The Supreme Court has sought a reply from Samsung India Electronics on the I-T department plea that the firm is liable to deduct tax in respect of goods outsourced for manufacturing. The issue has been raised by the income-tax department saying that consumer electronics and home appliances manufacturer Samsung India Electronics Ltd is liable to deduct tax in respect of goods outsourced for manufacturing to other manufacturers or original equipment manufacturers.
A Bench headed by Justice S H Kapadia has sought reply from Samsung on this.
Challenging the Delhi high court judgment that dismissed its plea, the I-T department said that the contracts for manufacturing products bearing the company’s trademark are not sale deals but agreements for carrying out work.
It further said that under Section 194-C of the Income-Tax Act, 1961, tax should be deducted on such contracts.
Relying on the apex court’s decisions in various cases, additional solicitor general Gourab Bannerjee said that in a works or service contract, the person performing or rendering the service has no property in what has been produced, notwithstanding the fact that part or even the whole of the material used by him might be his property.
The I-T department said that goods produced must have an individual existence as the property of the manufacturer who produced it.
After studying Samsung’s transactions and the agreements, it was clear that those were not contracts for selling goods, the petition said, adding that as the goods carried the brand name Samsung, they could not have been legally sold by the manufacturers and, therefore, they were not commercial commodities.
“The manufacturers were not at liberty to dispose the products in the manner they found most beneficial or apt.
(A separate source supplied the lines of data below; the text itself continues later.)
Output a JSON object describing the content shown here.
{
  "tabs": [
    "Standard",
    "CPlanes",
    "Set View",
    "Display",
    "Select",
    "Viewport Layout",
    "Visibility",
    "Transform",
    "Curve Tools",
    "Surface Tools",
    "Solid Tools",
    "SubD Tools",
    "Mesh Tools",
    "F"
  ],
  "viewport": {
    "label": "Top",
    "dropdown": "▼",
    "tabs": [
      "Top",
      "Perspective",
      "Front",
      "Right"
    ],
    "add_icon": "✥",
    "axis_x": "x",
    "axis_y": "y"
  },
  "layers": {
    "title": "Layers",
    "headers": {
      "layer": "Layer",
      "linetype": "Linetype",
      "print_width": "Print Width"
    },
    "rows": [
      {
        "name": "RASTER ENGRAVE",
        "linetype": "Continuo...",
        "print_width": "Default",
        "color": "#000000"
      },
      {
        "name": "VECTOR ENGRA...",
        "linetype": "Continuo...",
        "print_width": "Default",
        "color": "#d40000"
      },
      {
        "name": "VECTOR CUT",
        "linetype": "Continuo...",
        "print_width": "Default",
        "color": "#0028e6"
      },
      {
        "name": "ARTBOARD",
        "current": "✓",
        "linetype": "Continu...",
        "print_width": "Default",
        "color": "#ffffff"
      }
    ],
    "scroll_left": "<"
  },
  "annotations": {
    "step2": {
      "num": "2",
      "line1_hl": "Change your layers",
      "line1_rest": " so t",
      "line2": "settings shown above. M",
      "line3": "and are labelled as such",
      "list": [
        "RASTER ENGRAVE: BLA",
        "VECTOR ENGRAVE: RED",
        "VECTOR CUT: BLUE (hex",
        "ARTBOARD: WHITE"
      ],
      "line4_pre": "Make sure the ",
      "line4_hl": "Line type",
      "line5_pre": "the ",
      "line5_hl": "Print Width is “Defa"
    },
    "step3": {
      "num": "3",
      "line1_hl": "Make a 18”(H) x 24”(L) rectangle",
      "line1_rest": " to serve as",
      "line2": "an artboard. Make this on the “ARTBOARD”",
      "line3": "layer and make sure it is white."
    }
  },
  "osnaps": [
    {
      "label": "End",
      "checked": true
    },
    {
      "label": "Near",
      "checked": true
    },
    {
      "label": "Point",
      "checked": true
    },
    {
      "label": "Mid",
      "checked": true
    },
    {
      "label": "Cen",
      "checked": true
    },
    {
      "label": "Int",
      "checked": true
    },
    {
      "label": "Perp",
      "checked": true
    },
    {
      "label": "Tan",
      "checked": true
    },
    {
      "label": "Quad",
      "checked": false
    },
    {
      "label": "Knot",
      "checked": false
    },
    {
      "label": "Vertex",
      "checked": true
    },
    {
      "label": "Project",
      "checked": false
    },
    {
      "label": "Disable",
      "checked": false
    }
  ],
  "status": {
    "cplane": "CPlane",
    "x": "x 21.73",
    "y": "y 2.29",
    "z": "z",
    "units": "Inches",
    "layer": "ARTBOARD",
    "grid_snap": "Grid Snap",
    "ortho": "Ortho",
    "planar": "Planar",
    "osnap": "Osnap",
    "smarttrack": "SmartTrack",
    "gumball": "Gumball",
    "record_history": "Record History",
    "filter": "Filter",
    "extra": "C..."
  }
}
Thus, the transactions were contracts for carrying out work and the respondent (Samsung) was liable to deduct tax on the same,” the petition said.
“The entire production was being undertaken at the behest of the respondent (in accordance with) its technical specifications, which in turn were governed through strict quality controls audits, personal supervisions and other measures,” it stated.
The department rejected Samsung’s contention that the arrangement with the manufacturers was in the nature of ‘purchase and sale’ and on a principal-to-principal basis.
The authorities had also dismissed the company’s argument that sales tax and excise duty were being paid by the manufacturers and the goods remained their property till they were delivered to Samsung.
However, the commissioner of Income-Tax (Appeals), on Samsung’plea, while holding that the transactions were sales, had set aside the department’s order asking the company to pay tax of more than Rs 1.67 crore (Rs 16.7 million) for 2003-04.
Both the Income Tax Appellate Tribunal and the high court had held that the transactions were in the nature of the contracts for sale and not in nature of work contracts.